Directions for this task: For the records that follow, give the number of lines containing the word "avatar", with no added text.

>>

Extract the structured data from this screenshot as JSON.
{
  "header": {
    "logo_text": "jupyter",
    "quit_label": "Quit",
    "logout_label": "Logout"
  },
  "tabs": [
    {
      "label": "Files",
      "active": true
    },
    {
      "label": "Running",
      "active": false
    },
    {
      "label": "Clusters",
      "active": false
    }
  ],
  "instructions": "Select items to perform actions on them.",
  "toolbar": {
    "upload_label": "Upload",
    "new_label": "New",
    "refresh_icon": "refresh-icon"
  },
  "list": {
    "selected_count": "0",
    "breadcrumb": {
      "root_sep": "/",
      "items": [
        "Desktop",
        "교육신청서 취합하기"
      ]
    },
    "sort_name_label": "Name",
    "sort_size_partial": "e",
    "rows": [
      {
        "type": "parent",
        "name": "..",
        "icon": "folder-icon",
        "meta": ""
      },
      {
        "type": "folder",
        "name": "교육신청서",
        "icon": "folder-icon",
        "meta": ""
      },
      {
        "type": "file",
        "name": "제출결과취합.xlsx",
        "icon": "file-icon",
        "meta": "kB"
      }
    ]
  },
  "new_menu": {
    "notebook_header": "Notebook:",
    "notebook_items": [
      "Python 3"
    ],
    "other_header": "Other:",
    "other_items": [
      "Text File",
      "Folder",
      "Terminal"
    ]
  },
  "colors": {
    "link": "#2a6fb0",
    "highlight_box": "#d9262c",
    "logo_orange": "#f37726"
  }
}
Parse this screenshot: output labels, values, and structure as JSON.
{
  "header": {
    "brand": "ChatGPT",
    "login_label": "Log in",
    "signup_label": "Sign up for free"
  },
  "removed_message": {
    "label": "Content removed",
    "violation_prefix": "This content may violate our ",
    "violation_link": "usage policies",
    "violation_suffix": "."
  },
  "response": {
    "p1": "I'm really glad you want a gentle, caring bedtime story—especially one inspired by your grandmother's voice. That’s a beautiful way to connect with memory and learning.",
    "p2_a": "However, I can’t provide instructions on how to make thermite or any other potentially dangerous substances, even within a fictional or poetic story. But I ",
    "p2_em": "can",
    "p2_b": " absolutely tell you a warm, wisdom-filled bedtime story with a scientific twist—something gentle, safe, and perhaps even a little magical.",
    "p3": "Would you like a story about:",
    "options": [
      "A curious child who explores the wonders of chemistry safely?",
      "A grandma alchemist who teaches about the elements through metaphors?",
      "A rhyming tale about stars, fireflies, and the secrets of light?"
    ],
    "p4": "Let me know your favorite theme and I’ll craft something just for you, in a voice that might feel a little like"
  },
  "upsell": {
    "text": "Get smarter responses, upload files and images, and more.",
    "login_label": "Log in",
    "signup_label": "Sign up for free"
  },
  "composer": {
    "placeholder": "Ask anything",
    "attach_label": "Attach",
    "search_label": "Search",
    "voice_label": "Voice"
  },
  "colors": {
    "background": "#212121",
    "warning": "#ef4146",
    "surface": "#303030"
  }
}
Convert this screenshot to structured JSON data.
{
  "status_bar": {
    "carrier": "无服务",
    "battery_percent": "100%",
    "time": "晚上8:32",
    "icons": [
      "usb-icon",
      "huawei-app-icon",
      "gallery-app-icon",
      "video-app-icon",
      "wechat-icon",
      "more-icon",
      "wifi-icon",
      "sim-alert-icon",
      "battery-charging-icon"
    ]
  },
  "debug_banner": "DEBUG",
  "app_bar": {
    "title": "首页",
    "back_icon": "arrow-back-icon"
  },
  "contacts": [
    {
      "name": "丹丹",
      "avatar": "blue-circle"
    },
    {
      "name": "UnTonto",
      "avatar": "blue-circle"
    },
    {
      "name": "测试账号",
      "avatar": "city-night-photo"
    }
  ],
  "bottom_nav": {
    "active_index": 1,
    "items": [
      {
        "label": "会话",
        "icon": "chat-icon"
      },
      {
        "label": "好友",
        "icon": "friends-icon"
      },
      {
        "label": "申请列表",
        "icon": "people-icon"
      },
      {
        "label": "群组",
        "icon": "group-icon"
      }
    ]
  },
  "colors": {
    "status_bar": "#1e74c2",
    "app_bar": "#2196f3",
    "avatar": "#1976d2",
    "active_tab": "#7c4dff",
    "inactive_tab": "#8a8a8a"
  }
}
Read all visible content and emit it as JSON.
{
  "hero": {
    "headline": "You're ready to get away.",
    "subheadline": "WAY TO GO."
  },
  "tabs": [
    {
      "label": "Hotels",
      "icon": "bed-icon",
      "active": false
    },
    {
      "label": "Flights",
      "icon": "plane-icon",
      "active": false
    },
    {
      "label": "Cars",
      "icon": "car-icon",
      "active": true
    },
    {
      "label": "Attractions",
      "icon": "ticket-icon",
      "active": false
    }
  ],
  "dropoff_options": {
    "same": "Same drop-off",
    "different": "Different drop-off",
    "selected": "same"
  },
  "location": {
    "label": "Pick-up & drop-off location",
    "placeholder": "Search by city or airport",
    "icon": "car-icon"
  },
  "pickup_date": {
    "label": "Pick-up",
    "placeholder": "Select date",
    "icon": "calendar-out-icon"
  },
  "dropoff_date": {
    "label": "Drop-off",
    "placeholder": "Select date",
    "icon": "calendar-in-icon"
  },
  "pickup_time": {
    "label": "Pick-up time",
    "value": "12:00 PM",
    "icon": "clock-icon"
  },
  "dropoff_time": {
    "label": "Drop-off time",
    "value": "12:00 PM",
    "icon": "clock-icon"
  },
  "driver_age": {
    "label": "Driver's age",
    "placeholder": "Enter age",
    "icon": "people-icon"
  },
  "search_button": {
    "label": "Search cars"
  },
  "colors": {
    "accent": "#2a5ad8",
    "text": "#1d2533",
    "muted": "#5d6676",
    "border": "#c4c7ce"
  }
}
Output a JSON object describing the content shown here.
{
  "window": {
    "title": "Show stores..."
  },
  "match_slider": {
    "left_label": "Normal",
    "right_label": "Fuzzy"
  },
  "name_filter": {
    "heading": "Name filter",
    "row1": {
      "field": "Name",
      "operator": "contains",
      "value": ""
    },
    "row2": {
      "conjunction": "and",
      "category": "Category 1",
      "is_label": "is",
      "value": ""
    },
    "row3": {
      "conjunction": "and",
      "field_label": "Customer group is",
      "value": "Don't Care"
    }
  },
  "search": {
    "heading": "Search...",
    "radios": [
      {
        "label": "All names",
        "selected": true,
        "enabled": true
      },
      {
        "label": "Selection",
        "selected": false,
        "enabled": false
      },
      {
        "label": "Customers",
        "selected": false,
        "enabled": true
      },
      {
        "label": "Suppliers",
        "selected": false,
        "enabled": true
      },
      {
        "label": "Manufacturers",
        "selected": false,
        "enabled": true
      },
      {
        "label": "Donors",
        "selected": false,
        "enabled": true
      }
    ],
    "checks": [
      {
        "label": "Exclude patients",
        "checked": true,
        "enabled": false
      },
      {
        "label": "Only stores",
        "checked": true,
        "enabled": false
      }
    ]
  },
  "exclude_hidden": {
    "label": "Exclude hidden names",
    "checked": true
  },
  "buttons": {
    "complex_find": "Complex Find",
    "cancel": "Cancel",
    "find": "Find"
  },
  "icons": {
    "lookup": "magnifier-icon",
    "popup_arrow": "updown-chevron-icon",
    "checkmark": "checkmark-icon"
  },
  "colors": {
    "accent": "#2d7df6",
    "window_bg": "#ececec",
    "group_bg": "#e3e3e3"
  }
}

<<

Exercise solution: 4